24 November 2015

Bar Standards Board announces new governance structure

24 November 2015

The Bar Standards Board has adopted a new governance structure, which will be put in place over the coming months. 

The purpose behind the changes is to distinguish more clearly between policy- making and decision-making on individual cases and to ensure that all policy development is undertaken by the executive staff, led by the Director General, and directly overseen by the Board itself (which comprises eight lay members and seven barristers, under lay Chairmanship).

The Board believes that the changes it has in mind will further strengthen public confidence in the independence of the BSB and its ability to regulate the barrister profession to a consistently high standard.  

The changes will devolve many decisions currently reserved at Committee level onto our trained professional staff.  This should speed up case work and policy development and increase our adaptability and ability to respond to new regulatory demands.  The new arrangements are aimed at ensuring that we are a robust, independent, dependable and optimally-resourced organisation with a clear separation between policy and implementation.

The governance structure will look quite different when the changes are completed.  The Board will have only two permanent committees in future:  one focusing on finance and one focusing on risk and assurance. 

The Board, the Executive and the two permanent Committees will be supported by:

  • a retained pool of independent subject matter experts, including members of the Bar as well as lay figures with other kinds of relevant expertise;
  • arm's-length decision-making Panels (together with the Bar Tribunals and Adjudication Service, BTAS, run in conjunction with the Inns of Court) to provide independence in our regulatory decision-making as it affects individuals, and to provide a means to review staff-based decision-making.

Policy development and decision-making on individual cases will be undertaken by the executive so far as that is possible.
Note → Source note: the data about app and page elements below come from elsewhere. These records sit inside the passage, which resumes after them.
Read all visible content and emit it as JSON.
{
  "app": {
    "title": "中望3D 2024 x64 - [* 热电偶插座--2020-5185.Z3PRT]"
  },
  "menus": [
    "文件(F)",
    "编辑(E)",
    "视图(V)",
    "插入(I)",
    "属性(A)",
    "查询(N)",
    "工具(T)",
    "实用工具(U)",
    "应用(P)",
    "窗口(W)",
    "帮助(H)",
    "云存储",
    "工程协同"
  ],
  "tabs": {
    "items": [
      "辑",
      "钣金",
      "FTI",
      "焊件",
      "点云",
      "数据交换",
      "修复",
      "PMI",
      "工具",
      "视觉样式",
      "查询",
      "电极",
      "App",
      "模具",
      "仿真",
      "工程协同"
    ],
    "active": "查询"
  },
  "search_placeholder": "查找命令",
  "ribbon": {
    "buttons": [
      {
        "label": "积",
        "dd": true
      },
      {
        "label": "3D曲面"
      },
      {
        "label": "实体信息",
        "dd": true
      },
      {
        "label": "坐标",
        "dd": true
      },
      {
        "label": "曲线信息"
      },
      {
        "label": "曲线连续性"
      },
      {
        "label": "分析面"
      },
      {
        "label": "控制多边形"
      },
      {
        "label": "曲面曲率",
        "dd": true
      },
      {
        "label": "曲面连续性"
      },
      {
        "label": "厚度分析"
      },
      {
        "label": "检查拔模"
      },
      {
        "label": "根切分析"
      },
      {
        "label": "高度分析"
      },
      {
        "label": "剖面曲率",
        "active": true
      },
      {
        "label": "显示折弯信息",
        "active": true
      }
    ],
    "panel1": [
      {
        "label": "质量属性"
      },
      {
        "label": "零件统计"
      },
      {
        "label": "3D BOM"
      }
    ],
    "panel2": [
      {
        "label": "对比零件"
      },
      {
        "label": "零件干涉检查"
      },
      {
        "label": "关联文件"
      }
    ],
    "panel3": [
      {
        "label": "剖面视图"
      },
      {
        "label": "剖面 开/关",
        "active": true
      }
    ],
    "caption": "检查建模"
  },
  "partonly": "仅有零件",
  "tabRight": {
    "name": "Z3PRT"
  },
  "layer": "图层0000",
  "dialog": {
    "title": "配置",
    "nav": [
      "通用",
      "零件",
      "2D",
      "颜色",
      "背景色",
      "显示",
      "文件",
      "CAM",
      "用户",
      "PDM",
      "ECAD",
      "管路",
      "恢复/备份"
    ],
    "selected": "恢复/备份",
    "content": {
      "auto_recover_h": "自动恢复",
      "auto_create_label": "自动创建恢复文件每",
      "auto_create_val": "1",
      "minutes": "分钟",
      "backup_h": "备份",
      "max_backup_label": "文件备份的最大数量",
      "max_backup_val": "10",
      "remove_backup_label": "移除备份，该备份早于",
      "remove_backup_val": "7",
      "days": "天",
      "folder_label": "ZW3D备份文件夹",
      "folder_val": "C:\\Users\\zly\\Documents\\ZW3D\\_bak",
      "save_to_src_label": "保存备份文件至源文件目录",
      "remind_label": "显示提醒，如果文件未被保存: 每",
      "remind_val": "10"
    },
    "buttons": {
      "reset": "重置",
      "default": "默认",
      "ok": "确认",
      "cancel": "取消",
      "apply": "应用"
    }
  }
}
Where independence is required, an arm's-length panel will be used. In time, this will include activities currently undertaken by operational committees within the BSB, such as the Professional Conduct and Qualifications Committees.  The final shape, form and size of these arm's length panels has not yet been decided. 

These changes will take places in stages.  The first changes will affect our Standards, Equality and Diversity, and Supervision Committees, which will be disbanded at the end of 2015.  The Education and Training Committee will remain in existence to underpin the policy development required in the Future Bar Training Programme.  Its terms of reference and membership will be refreshed in order to complement our programme management arrangements for FBT but the Committee will only remain in existence for as long as necessary to complete that programme.

The Qualifications and Professional Conduct Committees will continue to operate broadly along the same lines as they currently do, for at least the next 18 months.  Opportunities to increase staff decision-making will be explored but major structural changes will require BSB Handbook amendment, a process which necessarily takes more time. 

The Board will review its own size, role and composition as these new governance arrangements take effect.   

These changes mark a significant new stage in the evolution of the Bar Standards Board, reflecting its need to be flexible and able to adapt to a wide variety of circumstances.  The Board is confident that these changes equip us better to fulfil our vision of becoming a more modern and efficient regulator.  

ENDS